In addition to this dramatic corpus, Gargi's short stories began to be published in English. A book, Folk Theatre of India, published in New York City and two semi-autobiographical novels in English and Punjabi, The Naked Triangle (Nangi Dhup) and The Purple Moonlight (Kashni Vehra) brought him to the forefront of cosmopolitan attention.[2]

Balwant Gargi was among the pioneers of playwriting in Punjabi and the production and telecast of his plays like Sanjha Chulha on Doordarshan received countrywide appreciation


Gargi was awarded the Sahitya Akademi award, the highest Indian literary award, in 1962 for his book Rang Manch.[3] This was followed by the Padma Shri[4] (1972), and the Sangeet Natak Akademi Award in Punjabi Playwriting in 1998.[5] Gargi is one of the few artists to win both the Sahitya Akademi and Sangeet Natak Akademi awards.

Theatre and teachingEdit

Balwant Gargi taught for two years (1966–67) at the University of Washington, where he met Jeanne Henry, who later became his wife. This period was the basis of his autobiography The Naked Triangle.

Balwant Gargi was the founder-director of the Indian Theatre Department, Panjab University, Chandigarh. The open-air theatre at the department is named after him. His students include Anupam Kher, Kiron Kher, Satish Kaushik, Poonam Dhillon, and many other current Bollywood stars.

Over the years, Gargi lectured and taught as a Distinguished Visiting Professor at Harvard University, Vassar College, Mount Holyoke College, Trinity College, the University of Hawai'i, Yale University, and many other renowned international institutions.

His children, Manu Gargi and Jannat Gargi, are settled in the United States. Manu is a producer of films in Hollywood.

See alsoEdit

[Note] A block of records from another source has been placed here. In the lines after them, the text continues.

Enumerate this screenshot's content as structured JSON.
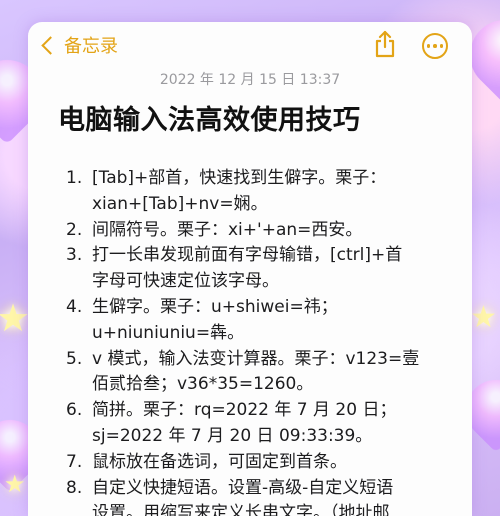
{
  "colors": {
    "accent": "#e3a417",
    "date_text": "#9a9a9e",
    "body_text": "#1c1c1e"
  },
  "nav": {
    "back_label": "备忘录",
    "back_icon": "chevron-left-icon",
    "share_icon": "share-icon",
    "more_icon": "more-icon"
  },
  "note": {
    "date": "2022 年 12 月 15 日 13:37",
    "title": "电脑输入法高效使用技巧",
    "items": [
      {
        "num": "1.",
        "lines": [
          "[Tab]+部首，快速找到生僻字。栗子：",
          "xian+[Tab]+nv=娴。"
        ]
      },
      {
        "num": "2.",
        "lines": [
          "间隔符号。栗子：xi+'+an=西安。"
        ]
      },
      {
        "num": "3.",
        "lines": [
          "打一长串发现前面有字母输错，[ctrl]+首",
          "字母可快速定位该字母。"
        ]
      },
      {
        "num": "4.",
        "lines": [
          "生僻字。栗子：u+shiwei=祎；",
          "u+niuniuniu=犇。"
        ]
      },
      {
        "num": "5.",
        "lines": [
          "v 模式，输入法变计算器。栗子：v123=壹",
          "佰贰拾叁；v36*35=1260。"
        ]
      },
      {
        "num": "6.",
        "lines": [
          "简拼。栗子：rq=2022 年 7 月 20 日；",
          "sj=2022 年 7 月 20 日 09:33:39。"
        ]
      },
      {
        "num": "7.",
        "lines": [
          "鼠标放在备选词，可固定到首条。"
        ]
      },
      {
        "num": "8.",
        "lines": [
          "自定义快捷短语。设置-高级-自定义短语",
          "设置。用缩写来定义长串文字。（地址邮"
        ]
      }
    ]
  }
}
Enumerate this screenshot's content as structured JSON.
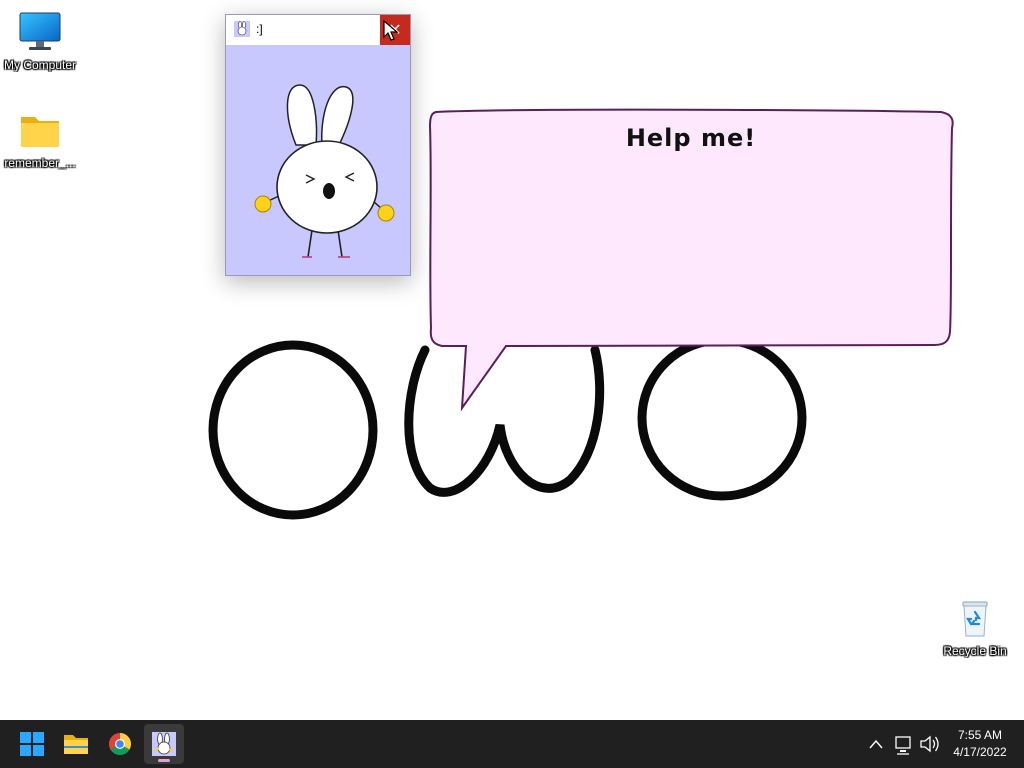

  1. ^ a b Balwant Gargi dead The Tribune, 23 April 2003.
  2. ^ "The Hindu : Scent of the soil, vision of the stars". Archived from the original on 19 February 2012. Retrieved 6 April 2015.
  3. ^ Rang Manch. Navyug Publishers.
  4. ^ Padma Shri Awards Govt. of India website.
  5. ^ "SNA: List of Akademi Awardees". Sangeet Natak Akademi Official website. Archived from the original on 17 February 2012.

External linksEdit